SAN JOSE, Calif. – Cordell Cato gave a blunt assessment when asked how he thought his San Jose Earthquakes debut went.
“Personally, I didn’t do anything,” Cato (above) told MLSsoccer.com. “And that’s not good for me.”
It wasn’t good for the Quakes, either. Coach Frank Yallop brought on second-year midfielders Sam Garza (in the 72nd minute) and Cato (79th), plus rookie forward Adam Jahn (83rd) in his attempt to wring a point from the team’s season-opening game last weekend.
None of the three made a substantial impact in what eventually went in the books as a 2-0 loss to Real Salt Lake.
“Joao Plata comes on and makes a difference for them,” Yallop said, referring to the RSL substitute who delivered a game-winning assist just six minutes after coming on the pitch. “And I’m not having a go at the guys that come on [for us], but no one made a difference.”
With the ability last season to summon seasoned attackers from the bench, San Jose scored 40 goals in the 60th minute or later, 22 in the or beyond the 75th, and nine in second-half stoppage time. Even with attackers Marvin Chávez, Alan Gordon and Steven Lenhart unavailable Sunday, the Quakes were still happy with the number of significant scoring chances they generated in the first hour against RSL. One could argue that, with better finishing from Chris Wondolowski and Mike Fucito, San Jose would have been up by two or three goals at halftime.

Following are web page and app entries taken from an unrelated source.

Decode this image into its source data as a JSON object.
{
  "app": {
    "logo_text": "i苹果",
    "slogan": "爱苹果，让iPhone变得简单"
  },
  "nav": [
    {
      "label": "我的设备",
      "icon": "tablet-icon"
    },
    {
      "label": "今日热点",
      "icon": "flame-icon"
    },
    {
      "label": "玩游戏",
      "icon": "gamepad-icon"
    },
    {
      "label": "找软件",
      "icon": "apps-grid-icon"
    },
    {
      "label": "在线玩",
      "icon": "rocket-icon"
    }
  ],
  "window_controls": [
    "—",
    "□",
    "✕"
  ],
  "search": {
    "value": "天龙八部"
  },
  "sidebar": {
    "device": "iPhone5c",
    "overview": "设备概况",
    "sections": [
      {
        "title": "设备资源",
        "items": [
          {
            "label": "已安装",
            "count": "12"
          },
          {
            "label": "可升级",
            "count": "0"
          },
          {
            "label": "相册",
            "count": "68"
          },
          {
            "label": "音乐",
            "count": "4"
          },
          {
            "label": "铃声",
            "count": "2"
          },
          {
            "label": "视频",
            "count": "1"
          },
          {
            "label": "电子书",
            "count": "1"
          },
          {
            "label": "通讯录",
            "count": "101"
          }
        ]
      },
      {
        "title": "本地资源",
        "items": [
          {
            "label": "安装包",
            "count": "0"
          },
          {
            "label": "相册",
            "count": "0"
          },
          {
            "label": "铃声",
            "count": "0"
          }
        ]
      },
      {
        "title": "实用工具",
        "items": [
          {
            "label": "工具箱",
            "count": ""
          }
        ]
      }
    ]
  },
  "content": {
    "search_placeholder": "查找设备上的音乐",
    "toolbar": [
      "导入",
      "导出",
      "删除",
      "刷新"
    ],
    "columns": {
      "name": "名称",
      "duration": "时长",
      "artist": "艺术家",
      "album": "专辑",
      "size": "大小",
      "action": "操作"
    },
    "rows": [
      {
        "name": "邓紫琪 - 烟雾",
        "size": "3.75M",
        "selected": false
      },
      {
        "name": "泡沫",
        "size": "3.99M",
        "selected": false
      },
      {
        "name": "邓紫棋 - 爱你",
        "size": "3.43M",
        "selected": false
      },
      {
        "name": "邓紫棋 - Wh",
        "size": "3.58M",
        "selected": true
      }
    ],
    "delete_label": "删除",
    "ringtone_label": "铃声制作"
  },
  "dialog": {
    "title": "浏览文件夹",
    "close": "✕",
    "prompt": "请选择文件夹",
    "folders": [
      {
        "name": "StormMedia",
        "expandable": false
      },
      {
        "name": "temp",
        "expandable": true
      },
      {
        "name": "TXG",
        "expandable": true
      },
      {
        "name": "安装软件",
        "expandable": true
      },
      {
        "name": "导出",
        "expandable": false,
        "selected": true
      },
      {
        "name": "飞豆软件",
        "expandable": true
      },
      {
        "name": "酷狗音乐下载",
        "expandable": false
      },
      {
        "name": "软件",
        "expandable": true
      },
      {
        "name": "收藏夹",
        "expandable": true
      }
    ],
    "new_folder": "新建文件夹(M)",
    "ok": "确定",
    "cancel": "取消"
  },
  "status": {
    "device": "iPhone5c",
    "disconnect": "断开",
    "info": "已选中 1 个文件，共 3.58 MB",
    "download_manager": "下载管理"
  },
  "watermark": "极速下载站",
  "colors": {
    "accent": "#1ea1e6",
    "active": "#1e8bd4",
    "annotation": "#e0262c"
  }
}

But if the Quakes were able to mask their injury problems in the opening 60 minutes, the absences robbed Yallop of any chance to influence the outcome in the last half-hour.
Cato, acquired this winter after spending last season with Seattle, wants to change that. The Trinidad & Tobago youth international originally spent several weeks in San Jose during the tail end of the Quakes’ disappointing 2011 season, but the Sounders won his services by virtue of holding a Discovery claim.
The Sounders allowed Cato to train with the Quakes during preseason, and after San Jose sent their fourth-round pick in the 2014 Supplemental Draft for his services, the 20-year-old hopes to prove Yallop’s faith justified.
“It’s way harder than it seems,” Cato said of making an impact as a sub. “Coming into the game, the speed of the game is so fast. ... It’s really difficult. But then you’ve got to come in and calm your nerves down and just settle as quickly as possible and do the things that need to be done in that game for the team to win.”
Can that happen this coming Sunday against New York?
“It was the first game, so all the mistakes, we let them out,” Cato said. “Hopefully we go forward and do a lot better.”